Capture One: the best new tools
Tethering has always been a strength, which is why it’s the editor of choice for lots of studio pros. Being able to see your photos instantly appear on screen as you shoot can save lots of time. The latest Capture One now lets you tether wirelessly with Canon cameras (other brands are to be added).
These handy presets let you paint adjustments over areas of your photos to quickly enhance them. Amongst the preset brushes are portrait effects like Iris Enhance or Whiten teeth. Simply choose a style brush then paint over areas to make targeted enhancements.

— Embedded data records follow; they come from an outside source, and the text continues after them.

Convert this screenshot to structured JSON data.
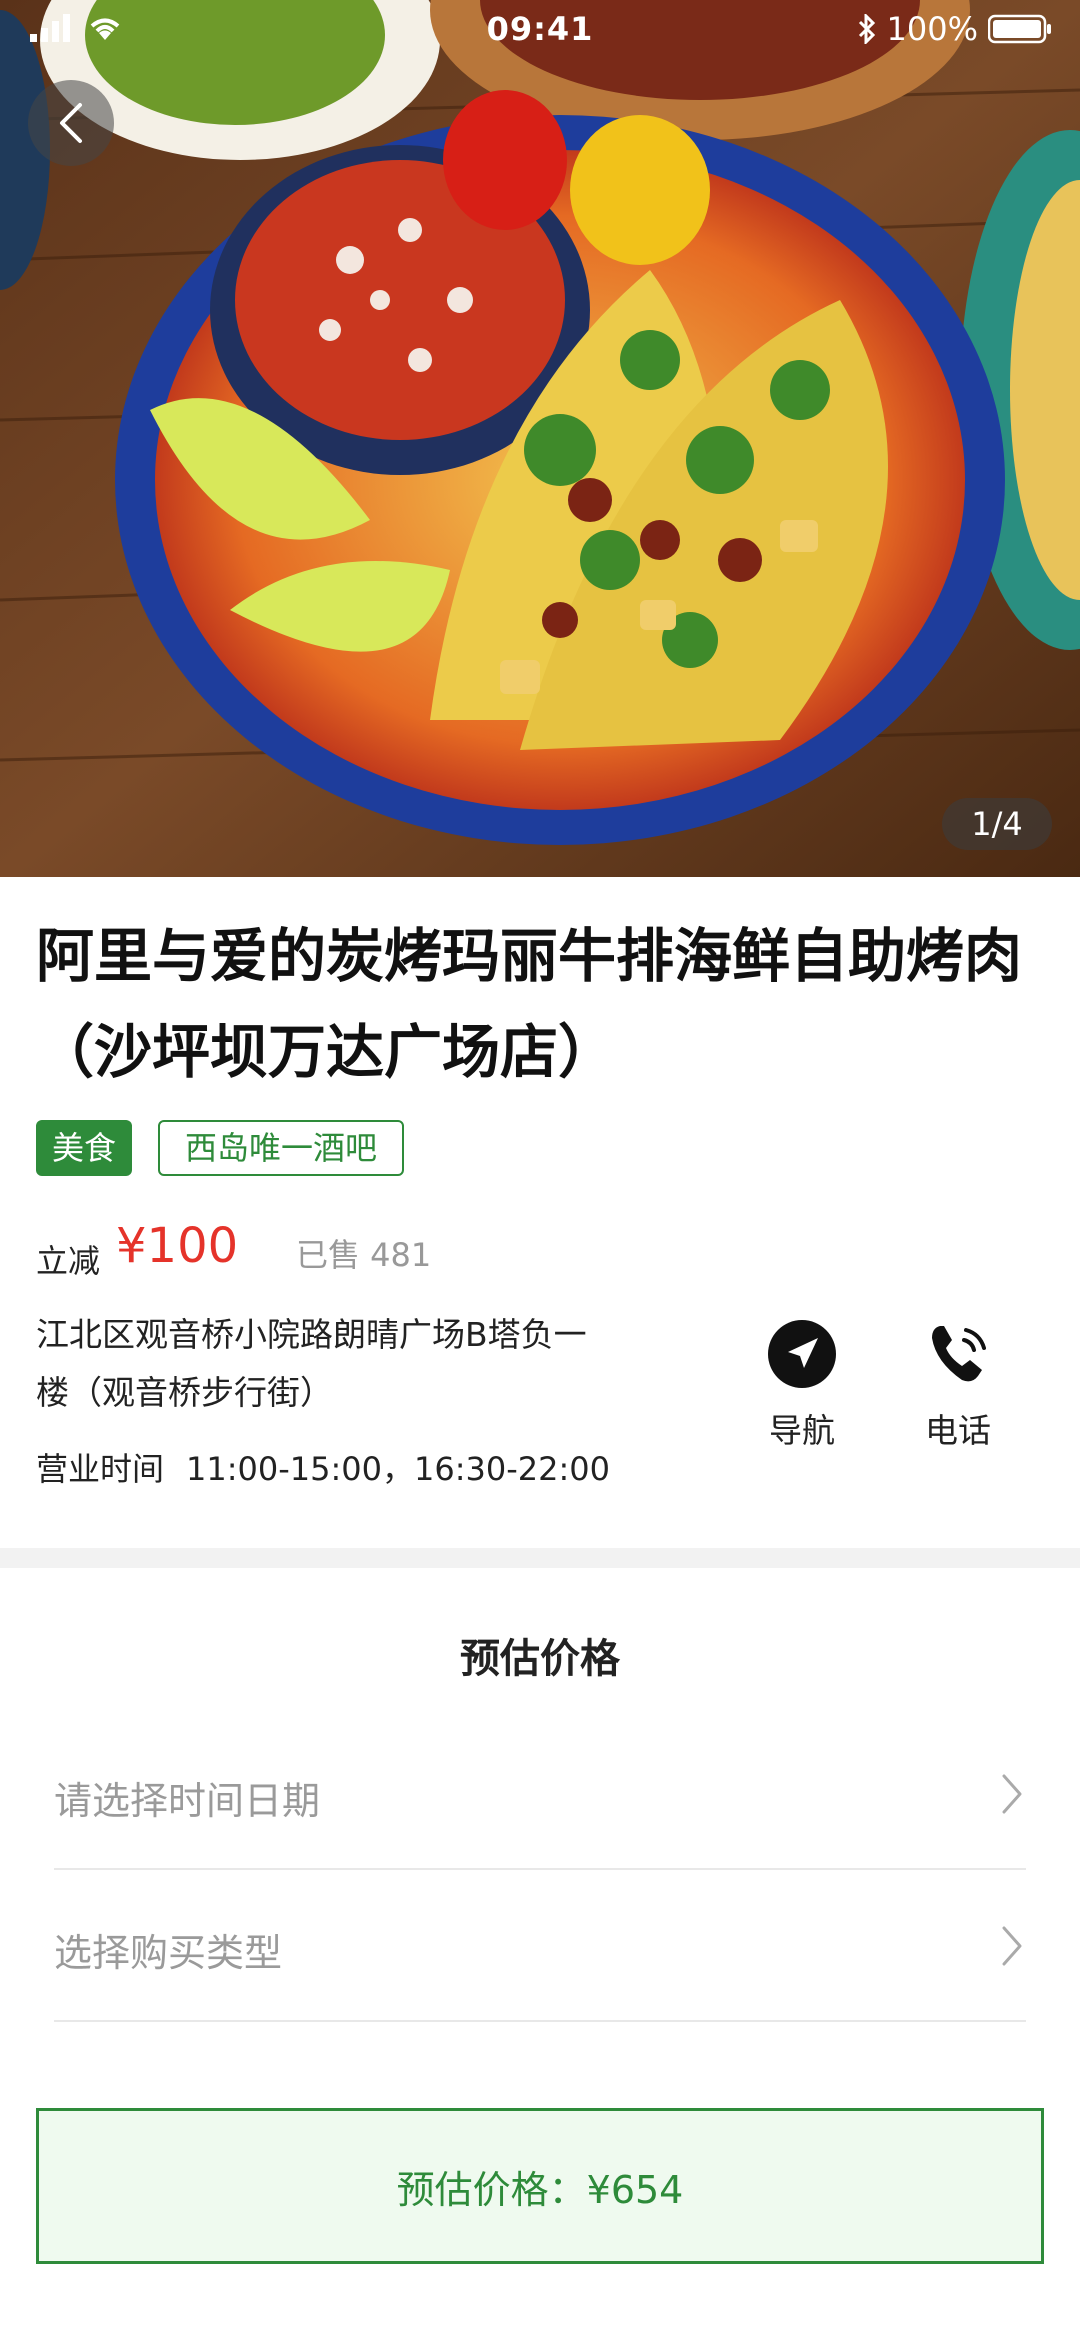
{
  "status_bar": {
    "time": "09:41",
    "battery": "100%"
  },
  "gallery": {
    "counter": "1/4"
  },
  "shop": {
    "title": "阿里与爱的炭烤玛丽牛排海鲜自助烤肉（沙坪坝万达广场店）",
    "tags": [
      "美食",
      "西岛唯一酒吧"
    ],
    "discount_label": "立减",
    "discount_amount": "¥100",
    "sold": "已售 481",
    "address": "江北区观音桥小院路朗晴广场B塔负一楼（观音桥步行街）",
    "hours_label": "营业时间",
    "hours_value": "11:00-15:00，16:30-22:00"
  },
  "actions": {
    "navigate_label": "导航",
    "call_label": "电话"
  },
  "estimate": {
    "section_title": "预估价格",
    "date_placeholder": "请选择时间日期",
    "type_placeholder": "选择购买类型",
    "total_label": "预估价格：¥654"
  },
  "icons": [
    "signal-icon",
    "wifi-icon",
    "bluetooth-icon",
    "battery-icon",
    "back-arrow-icon",
    "navigation-arrow-icon",
    "phone-icon",
    "chevron-right-icon"
  ],
  "colors": {
    "accent_green": "#2e8b3a",
    "price_red": "#e5332a",
    "estimate_bg": "#effaef"
  }
}
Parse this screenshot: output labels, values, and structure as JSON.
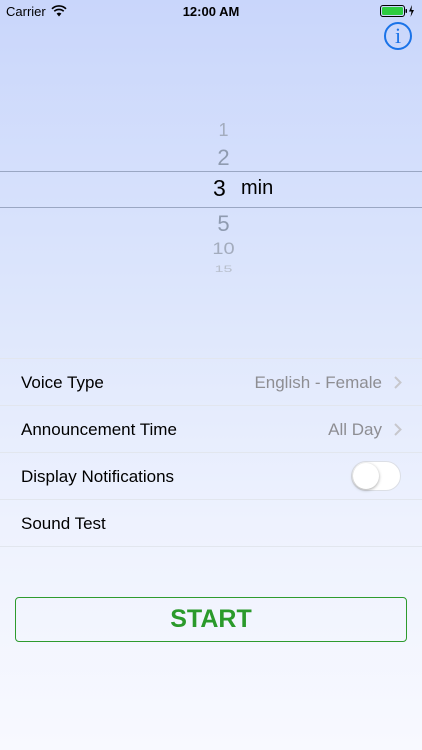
{
  "status_bar": {
    "carrier": "Carrier",
    "time": "12:00 AM",
    "wifi_icon": "wifi-icon",
    "battery_icon": "battery-charging-icon"
  },
  "header": {
    "info_label": "i",
    "info_icon": "info-icon",
    "accent_color": "#1a73e8"
  },
  "picker": {
    "items": [
      "1",
      "2",
      "3",
      "5",
      "10",
      "15"
    ],
    "selected": "3",
    "unit": "min"
  },
  "settings": {
    "voice_type": {
      "label": "Voice Type",
      "value": "English - Female"
    },
    "announcement_time": {
      "label": "Announcement Time",
      "value": "All Day"
    },
    "display_notifications": {
      "label": "Display Notifications",
      "enabled": false
    },
    "sound_test": {
      "label": "Sound Test"
    }
  },
  "start": {
    "label": "START",
    "color": "#2b9a2b"
  }
}
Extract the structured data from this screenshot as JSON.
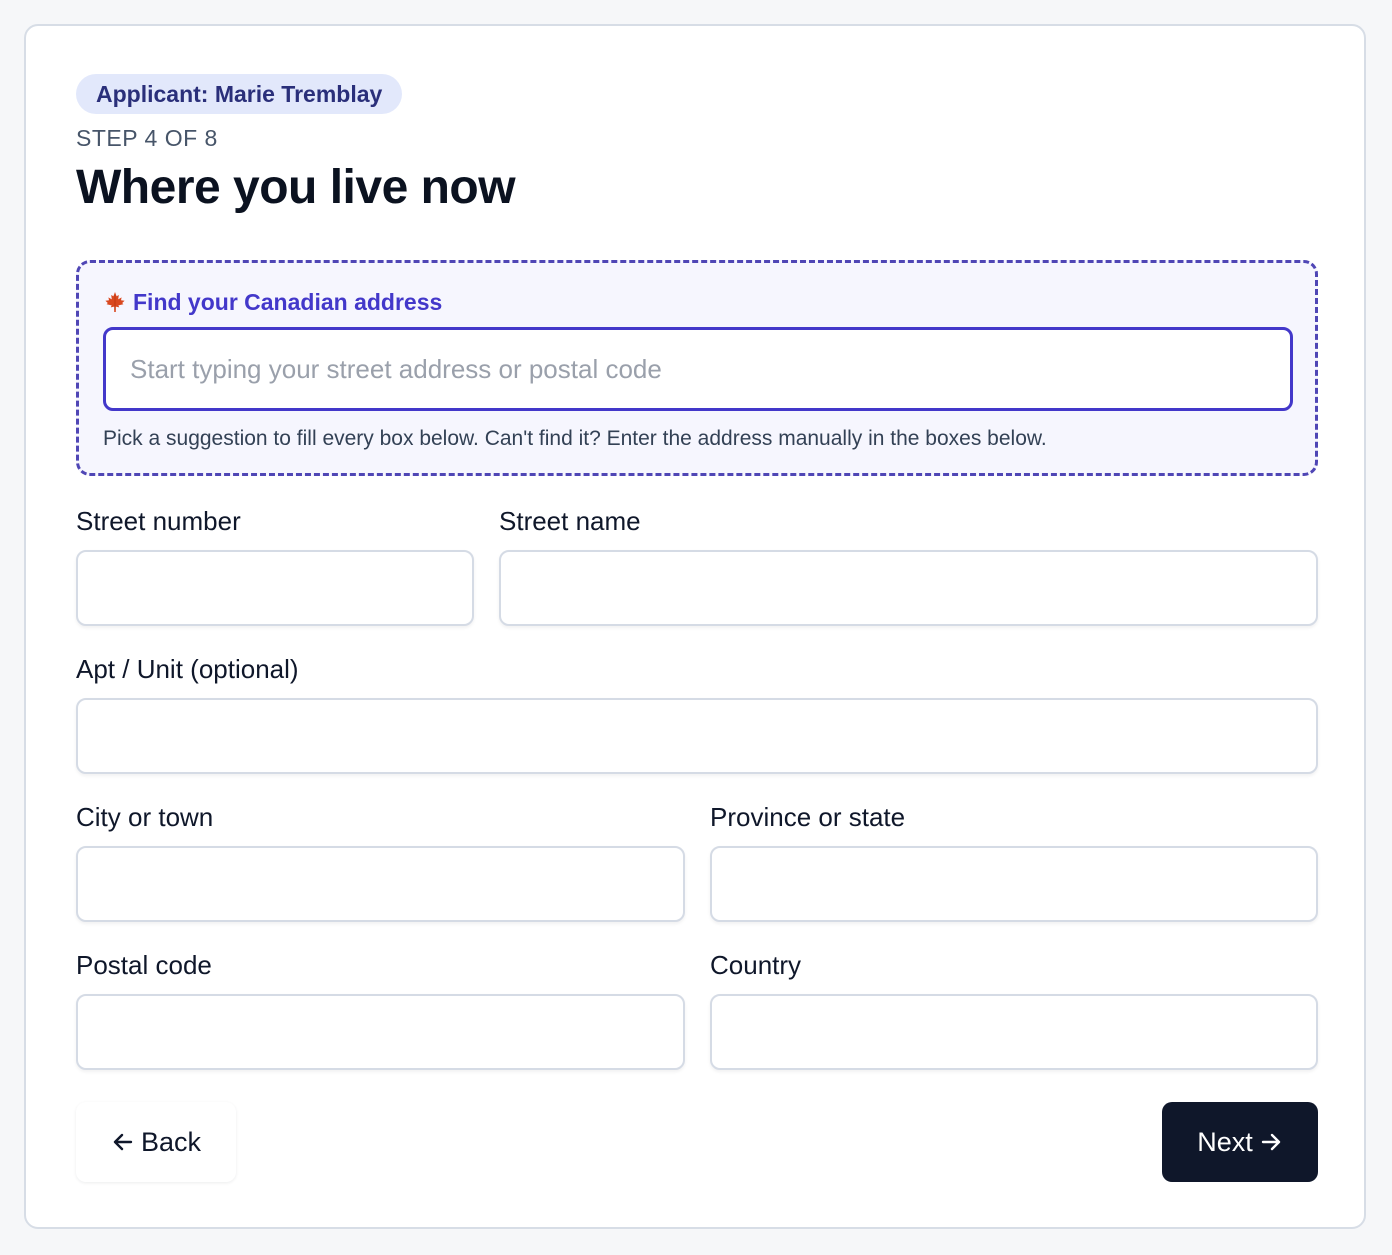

This handy feature works by enabling commonly used tonal tools with hotkeys, so you simply press the keyboard shortcut and then either drag, scroll or use the arrow keys. As such, you don’t have to start dragging sliders to make quick edits to your images.
Discover a host of AI-powered tools
Artificial intelligence has changed image editing, and it’s a great leveller – you no longer need to be a Photoshop whizz to make complex changes to your photos. This beginner-friendly approach is epitomised by Skylum’s Luminar Neo. No other editor has embraced AI quite as wholeheartedly as Skylum, first with its pioneering Luminar AI app, and more recently with Luminar Neo.
While Neo offers similar tonal tools to other editors, there’s a greater emphasis on AI-powered photo editing, one-click edits and powerful auto-masking. Luminar Neo is available to buy for £59 (there is no free trial).
Full details are at skylum.com/luminar
Skylum pioneered the sky replacement tool. Despite Adobe following suit with a similar feature in Photoshop, the version in Luminar Neo is still superior, especially as it detects and replaces reflections of skies in water. Simply choose a sky, tweak the position and fine-tune the tones to suit.
Auto-fix power lines
Power lines are annoying to fix, so why bother? This tool employs AI to detect and remove them for you. There’s a similar Sensor Mark tool that detects and fixes those too. Even if it doesn’t work perfectly every time you can simply finish off with the erase tool, so it’s a huge timesaver.
Several tools in Luminar Neo feature AI masking. This analyses the image and creates masks for every object or area it detects. Here it has made masks for the sky, water, mountains and flora. Once chosen, we can go on to enhance these areas using Luminar tools.